    Video

    Video Vietnamese Rapper Performs for Obama

    A prominent young Vietnamese artist told President Obama said she faced roadblocks as a woman rapper, and asked the president about government support for the arts. He asked her to rap, and he even offered to provide a base beat for her. Watch what happened.
    Video

    Video Roots Run Deep for Tunisia's Dwindling Jewish Community

    This week, hundreds of Jewish pilgrims are defying terrorist threats to celebrate an ancient religious festival on the Tunisian island of Djerba. The festivities cast a spotlight on North Africa's once-vibrant Jewish population that has all but died out in recent decades. Despite rising threats of militant Islam and the country's battered economy, one of the Arab world's last Jewish communities is staying put and nurturing a new generation. VOA’s Lisa Bryant reports.
    Video

    Video Meet Your New Co-Worker: The Robot

    Increasing numbers of robots are joining the workforce, as companies scale back and more processes become automated. The latest robots are flexible and collaborative, built to work alongside humans as opposed to replacing them. VOA’s Tina Trinh looks at the next generation of automated employees helping out their human colleagues.
    Video

    Video Wheelchair Technology in Tune With Times

    Technologies for the disabled, including wheelchair technology, are advancing just as quickly as everything else in the digital age. Two new advances in wheelchairs offer improved control and a more comfortable fit. VOA's George Putic reports.
    Video

    Video Baby Boxes Offer Safe Haven for Unwanted Children
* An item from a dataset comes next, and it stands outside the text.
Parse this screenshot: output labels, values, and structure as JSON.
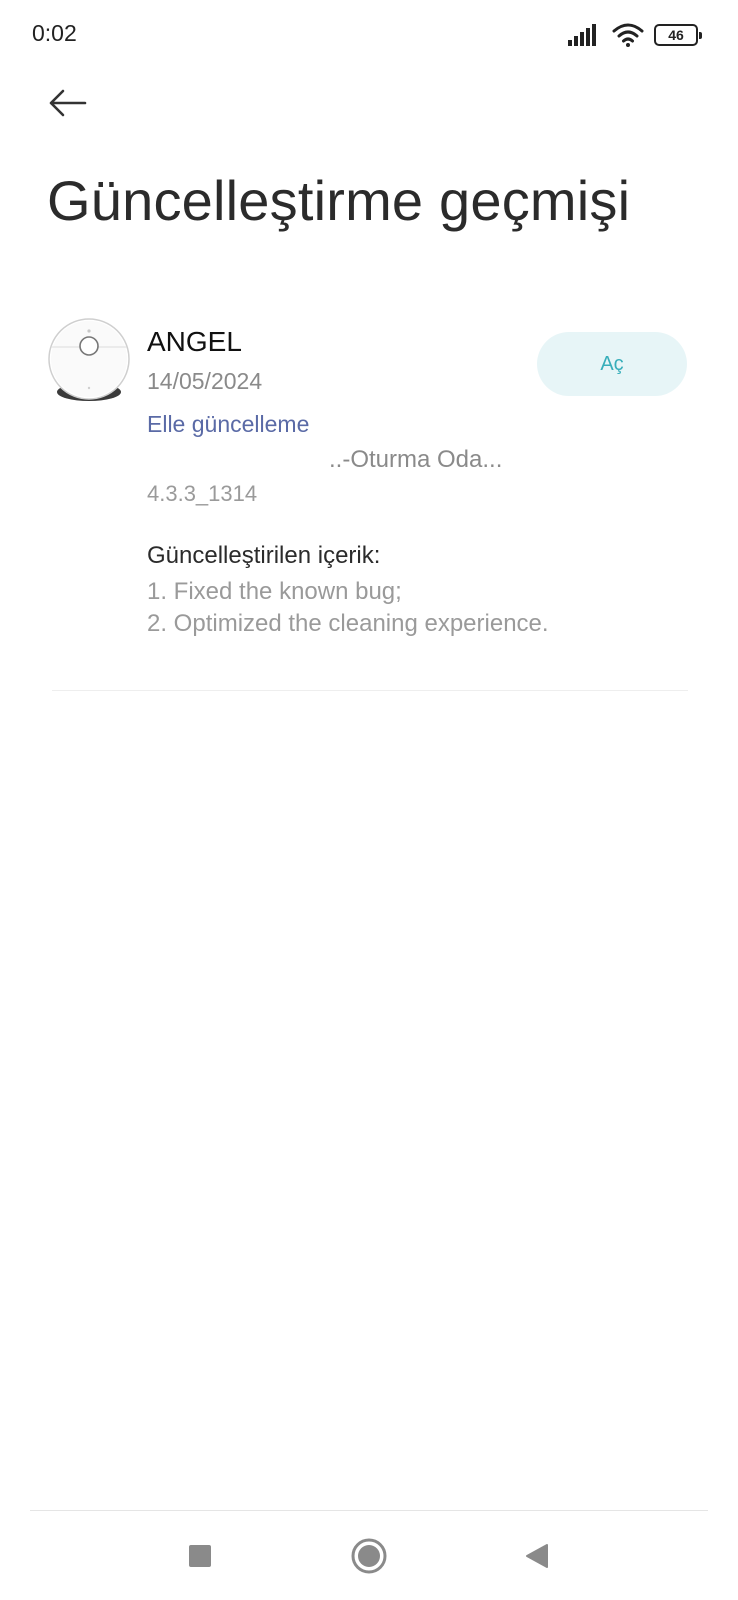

    No one knows exactly how many babies are abandoned worldwide each year. The statistic is a difficult one to determine because it is illegal in most places. Therefore unwanted babies are often hidden and left to die. But as Erika Celeste reports from Woodburn, Indiana, a new program hopes to make surrendering infants safer for everyone.
    Video

    Video California Celebration Showcases Local Wines, Balloons

    Communities in the U.S. often hold festivals to show what makes them special. In California, for example, farmers near Fresno celebrate their figs and those around Gilmore showcase their garlic. Mike O'Sullivan reports that the wine-producing region of Temecula offers local vintages in an annual festival where rides on hot-air balloons add to the excitement.
    Video

    Video US Elementary School Offers Living Science Lessons

    Zero is not a good score on a test at school. But Discovery Elementary is proud of its “net zero” rating. Net zero describes a building in which the amount of energy provided by on-site renewable sources equals the amount of energy the building uses. As Faiza Elmasry tells us, the innovative features in the building turn the school into a teaching tool, where kids can't help but learn about science and sustainability. Faith Lapidus narrates.

    Special Report

    Adrift The Invisible African Diaspora